──────── SUPPLIED DATA
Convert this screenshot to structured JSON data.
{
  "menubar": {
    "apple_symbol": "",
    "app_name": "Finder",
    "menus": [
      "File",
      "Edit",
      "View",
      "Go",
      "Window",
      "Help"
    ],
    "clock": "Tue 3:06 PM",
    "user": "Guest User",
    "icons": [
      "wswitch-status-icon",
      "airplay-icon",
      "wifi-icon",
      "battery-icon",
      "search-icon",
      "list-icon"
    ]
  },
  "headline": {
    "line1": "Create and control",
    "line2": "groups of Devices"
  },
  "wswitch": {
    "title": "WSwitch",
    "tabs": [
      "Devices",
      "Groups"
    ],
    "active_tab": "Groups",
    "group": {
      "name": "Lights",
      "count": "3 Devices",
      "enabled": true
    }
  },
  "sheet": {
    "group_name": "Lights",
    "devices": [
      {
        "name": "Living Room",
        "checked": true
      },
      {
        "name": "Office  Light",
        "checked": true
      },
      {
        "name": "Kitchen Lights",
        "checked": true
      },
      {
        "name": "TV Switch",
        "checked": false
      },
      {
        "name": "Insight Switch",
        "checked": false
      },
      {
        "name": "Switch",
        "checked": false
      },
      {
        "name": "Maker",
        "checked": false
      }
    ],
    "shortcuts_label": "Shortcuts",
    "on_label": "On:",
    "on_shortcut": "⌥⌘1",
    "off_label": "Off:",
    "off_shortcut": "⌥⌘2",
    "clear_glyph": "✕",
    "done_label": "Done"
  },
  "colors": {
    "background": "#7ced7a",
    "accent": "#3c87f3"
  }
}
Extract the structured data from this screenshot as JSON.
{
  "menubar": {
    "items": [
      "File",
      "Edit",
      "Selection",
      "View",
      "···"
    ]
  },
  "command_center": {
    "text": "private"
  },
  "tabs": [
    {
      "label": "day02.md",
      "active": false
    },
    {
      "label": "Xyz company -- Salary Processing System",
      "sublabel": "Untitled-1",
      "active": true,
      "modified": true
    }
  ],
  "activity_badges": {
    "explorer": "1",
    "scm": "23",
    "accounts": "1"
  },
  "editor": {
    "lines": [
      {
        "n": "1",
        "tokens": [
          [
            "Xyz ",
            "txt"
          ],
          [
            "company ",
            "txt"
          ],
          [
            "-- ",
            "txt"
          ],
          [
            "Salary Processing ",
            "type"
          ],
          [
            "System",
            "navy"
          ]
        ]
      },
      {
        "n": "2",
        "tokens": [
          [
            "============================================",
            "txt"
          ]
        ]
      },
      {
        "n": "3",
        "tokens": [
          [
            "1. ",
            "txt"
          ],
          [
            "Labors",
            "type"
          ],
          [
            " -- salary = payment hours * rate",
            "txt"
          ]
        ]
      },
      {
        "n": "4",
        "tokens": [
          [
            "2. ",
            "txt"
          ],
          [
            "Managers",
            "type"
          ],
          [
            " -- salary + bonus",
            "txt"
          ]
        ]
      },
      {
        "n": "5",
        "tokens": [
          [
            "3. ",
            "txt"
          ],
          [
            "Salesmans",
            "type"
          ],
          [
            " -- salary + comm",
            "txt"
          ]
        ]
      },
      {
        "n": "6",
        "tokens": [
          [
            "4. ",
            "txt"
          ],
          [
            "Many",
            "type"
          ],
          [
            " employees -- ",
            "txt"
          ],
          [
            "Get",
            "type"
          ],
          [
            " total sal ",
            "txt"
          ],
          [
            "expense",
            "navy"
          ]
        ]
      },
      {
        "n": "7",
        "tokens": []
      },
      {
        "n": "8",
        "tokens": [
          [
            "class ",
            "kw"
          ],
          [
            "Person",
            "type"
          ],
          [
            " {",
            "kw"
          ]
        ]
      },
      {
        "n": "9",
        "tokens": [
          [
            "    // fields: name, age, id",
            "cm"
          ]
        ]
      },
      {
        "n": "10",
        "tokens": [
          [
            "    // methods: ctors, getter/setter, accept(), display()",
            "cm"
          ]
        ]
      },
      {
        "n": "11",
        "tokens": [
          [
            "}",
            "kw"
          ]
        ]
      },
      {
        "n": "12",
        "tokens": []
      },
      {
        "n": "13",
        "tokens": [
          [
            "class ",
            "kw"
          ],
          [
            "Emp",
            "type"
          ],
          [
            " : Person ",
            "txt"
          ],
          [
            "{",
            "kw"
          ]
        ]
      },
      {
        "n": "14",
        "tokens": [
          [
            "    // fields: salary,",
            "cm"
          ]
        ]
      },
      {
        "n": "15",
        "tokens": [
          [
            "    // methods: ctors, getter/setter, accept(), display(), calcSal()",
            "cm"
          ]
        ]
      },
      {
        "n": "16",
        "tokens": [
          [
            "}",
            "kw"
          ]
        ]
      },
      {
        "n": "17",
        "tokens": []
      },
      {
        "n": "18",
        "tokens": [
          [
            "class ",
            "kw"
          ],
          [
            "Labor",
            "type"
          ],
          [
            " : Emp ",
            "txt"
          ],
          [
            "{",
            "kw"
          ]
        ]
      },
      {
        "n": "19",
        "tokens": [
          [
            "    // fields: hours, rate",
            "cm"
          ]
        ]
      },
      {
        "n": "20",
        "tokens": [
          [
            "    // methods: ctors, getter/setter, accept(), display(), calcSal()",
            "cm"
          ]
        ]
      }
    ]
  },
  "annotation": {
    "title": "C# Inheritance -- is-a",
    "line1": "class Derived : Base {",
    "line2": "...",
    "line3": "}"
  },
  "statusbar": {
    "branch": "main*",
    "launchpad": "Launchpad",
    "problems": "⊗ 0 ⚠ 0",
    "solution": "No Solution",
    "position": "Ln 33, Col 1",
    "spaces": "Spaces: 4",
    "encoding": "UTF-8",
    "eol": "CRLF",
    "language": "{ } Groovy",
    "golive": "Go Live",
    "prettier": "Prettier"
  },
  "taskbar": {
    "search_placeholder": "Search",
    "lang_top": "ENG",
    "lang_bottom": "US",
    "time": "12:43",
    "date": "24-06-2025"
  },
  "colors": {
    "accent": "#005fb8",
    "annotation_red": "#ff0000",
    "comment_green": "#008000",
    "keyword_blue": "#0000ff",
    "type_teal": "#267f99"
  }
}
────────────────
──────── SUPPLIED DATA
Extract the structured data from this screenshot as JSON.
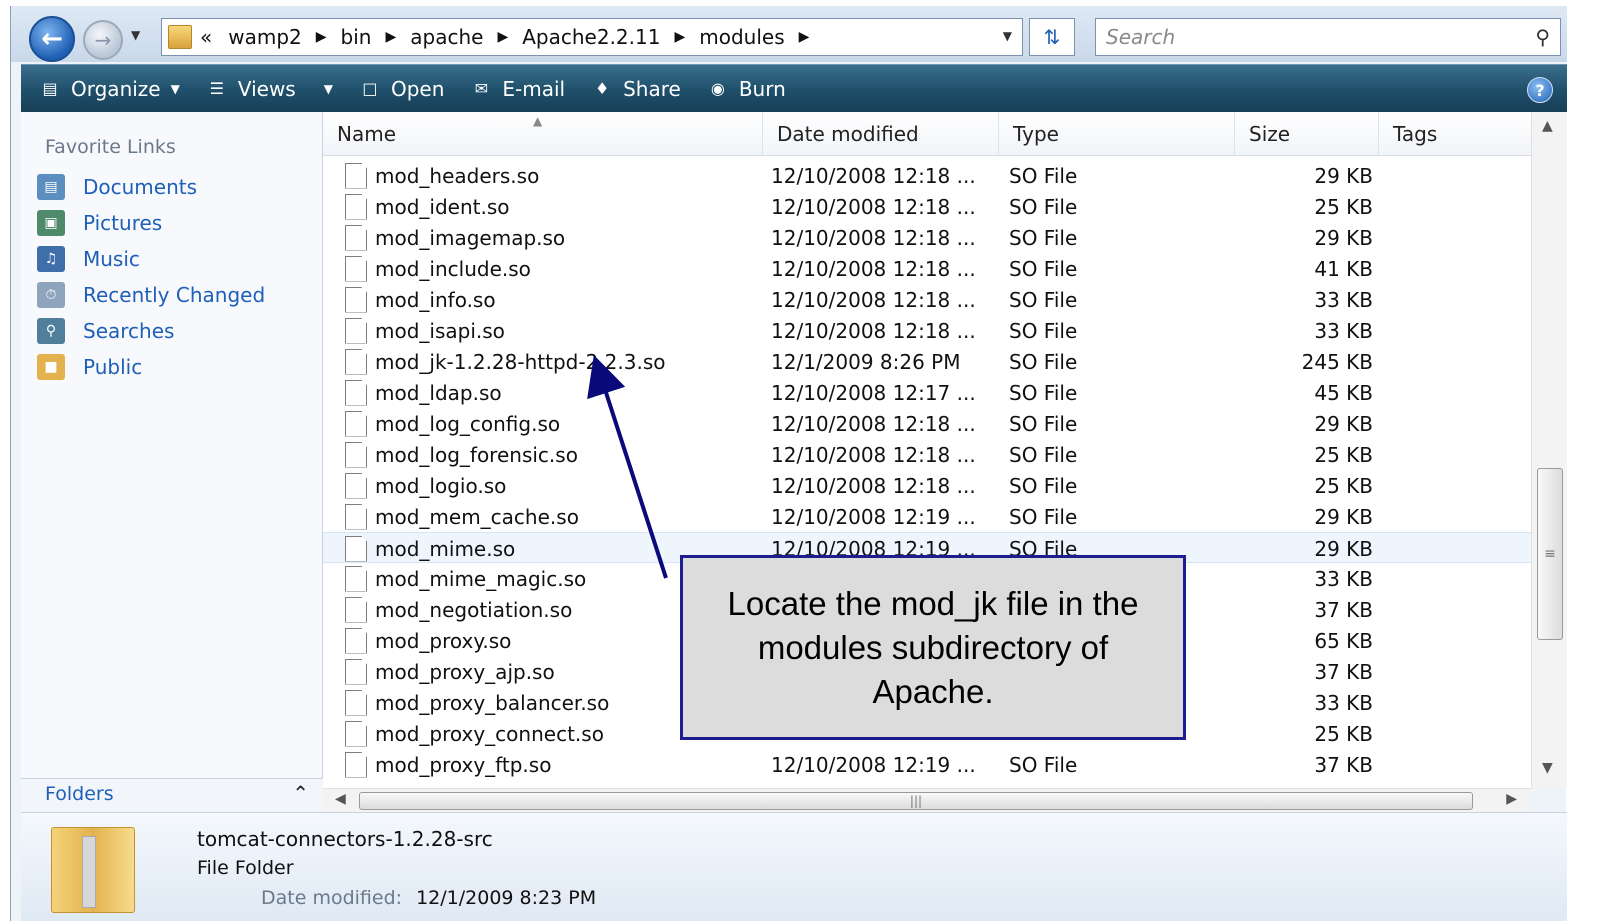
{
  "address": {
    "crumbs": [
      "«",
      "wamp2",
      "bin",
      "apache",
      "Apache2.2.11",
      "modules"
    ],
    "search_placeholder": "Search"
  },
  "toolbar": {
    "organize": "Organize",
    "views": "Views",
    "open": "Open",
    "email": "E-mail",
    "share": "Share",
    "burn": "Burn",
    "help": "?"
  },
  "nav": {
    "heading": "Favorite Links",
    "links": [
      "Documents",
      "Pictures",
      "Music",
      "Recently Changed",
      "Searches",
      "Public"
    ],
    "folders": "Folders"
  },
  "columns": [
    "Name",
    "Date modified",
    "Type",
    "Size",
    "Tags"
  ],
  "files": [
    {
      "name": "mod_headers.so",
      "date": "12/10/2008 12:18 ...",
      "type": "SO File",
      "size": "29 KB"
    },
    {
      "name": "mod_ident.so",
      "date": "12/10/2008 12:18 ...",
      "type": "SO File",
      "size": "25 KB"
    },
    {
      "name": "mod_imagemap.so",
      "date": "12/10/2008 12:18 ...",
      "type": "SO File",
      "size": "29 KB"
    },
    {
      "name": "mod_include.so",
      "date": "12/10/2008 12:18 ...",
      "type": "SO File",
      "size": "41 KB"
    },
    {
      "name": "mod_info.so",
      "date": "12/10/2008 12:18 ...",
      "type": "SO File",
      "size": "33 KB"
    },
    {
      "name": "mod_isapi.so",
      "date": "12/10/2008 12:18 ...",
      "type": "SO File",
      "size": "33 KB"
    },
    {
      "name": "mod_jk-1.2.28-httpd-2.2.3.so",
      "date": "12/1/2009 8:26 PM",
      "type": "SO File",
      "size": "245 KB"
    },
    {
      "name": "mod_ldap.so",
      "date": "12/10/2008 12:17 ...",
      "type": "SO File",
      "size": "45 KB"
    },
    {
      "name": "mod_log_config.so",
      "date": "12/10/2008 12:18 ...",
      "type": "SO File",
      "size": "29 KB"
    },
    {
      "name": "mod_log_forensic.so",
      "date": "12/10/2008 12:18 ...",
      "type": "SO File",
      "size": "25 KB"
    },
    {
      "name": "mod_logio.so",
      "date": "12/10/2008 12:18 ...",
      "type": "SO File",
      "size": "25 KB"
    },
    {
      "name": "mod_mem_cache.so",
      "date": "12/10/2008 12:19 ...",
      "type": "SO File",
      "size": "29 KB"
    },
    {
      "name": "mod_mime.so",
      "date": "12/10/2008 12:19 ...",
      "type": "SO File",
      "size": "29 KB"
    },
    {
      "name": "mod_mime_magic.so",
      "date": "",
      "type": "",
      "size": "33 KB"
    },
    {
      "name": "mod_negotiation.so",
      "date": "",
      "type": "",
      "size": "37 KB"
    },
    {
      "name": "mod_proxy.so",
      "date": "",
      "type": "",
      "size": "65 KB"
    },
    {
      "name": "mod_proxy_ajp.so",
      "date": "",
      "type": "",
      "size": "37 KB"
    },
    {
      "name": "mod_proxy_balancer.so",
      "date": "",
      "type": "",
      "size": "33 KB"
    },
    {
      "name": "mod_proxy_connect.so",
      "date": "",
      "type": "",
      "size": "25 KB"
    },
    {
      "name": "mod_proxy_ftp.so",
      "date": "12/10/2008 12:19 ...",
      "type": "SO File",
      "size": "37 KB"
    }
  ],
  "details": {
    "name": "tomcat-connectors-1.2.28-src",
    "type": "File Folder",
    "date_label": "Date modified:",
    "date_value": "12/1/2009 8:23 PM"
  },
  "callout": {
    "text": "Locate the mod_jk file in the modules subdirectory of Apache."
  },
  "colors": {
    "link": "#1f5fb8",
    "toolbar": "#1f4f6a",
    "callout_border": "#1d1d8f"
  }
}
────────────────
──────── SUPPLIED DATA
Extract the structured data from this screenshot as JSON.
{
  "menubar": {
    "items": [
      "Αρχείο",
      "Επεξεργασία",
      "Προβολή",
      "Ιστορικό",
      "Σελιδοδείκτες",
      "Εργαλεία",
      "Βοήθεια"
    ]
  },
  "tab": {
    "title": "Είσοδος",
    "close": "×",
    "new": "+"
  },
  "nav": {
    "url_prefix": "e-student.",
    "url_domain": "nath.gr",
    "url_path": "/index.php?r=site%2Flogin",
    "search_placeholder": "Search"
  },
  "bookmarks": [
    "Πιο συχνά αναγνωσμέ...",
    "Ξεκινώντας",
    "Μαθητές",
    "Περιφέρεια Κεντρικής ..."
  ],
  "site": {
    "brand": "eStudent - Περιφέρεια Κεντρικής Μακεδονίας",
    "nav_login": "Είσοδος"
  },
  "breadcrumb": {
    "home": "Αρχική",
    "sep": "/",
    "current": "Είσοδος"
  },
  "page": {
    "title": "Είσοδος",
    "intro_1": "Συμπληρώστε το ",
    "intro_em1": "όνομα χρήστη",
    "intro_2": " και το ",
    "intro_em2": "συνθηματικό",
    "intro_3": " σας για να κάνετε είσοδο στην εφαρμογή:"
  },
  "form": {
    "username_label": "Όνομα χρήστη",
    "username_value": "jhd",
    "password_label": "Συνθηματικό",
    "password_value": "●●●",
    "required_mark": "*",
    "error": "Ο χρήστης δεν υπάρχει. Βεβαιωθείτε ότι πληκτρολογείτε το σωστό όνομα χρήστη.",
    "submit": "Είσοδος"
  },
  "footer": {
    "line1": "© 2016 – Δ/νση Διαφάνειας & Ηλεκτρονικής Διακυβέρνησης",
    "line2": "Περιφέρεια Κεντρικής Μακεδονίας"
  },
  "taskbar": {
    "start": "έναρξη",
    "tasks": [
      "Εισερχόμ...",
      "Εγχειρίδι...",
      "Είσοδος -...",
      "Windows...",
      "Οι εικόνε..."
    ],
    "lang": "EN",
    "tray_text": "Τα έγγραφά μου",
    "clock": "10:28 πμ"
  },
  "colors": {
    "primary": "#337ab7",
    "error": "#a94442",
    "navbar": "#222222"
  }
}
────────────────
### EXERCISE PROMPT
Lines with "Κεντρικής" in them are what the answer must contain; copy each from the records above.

### ANSWER TO THIS EXERCISE
    "Περιφέρεια Κεντρικής ..."
    "brand": "eStudent - Περιφέρεια Κεντρικής Μακεδονίας",
    "line2": "Περιφέρεια Κεντρικής Μακεδονίας"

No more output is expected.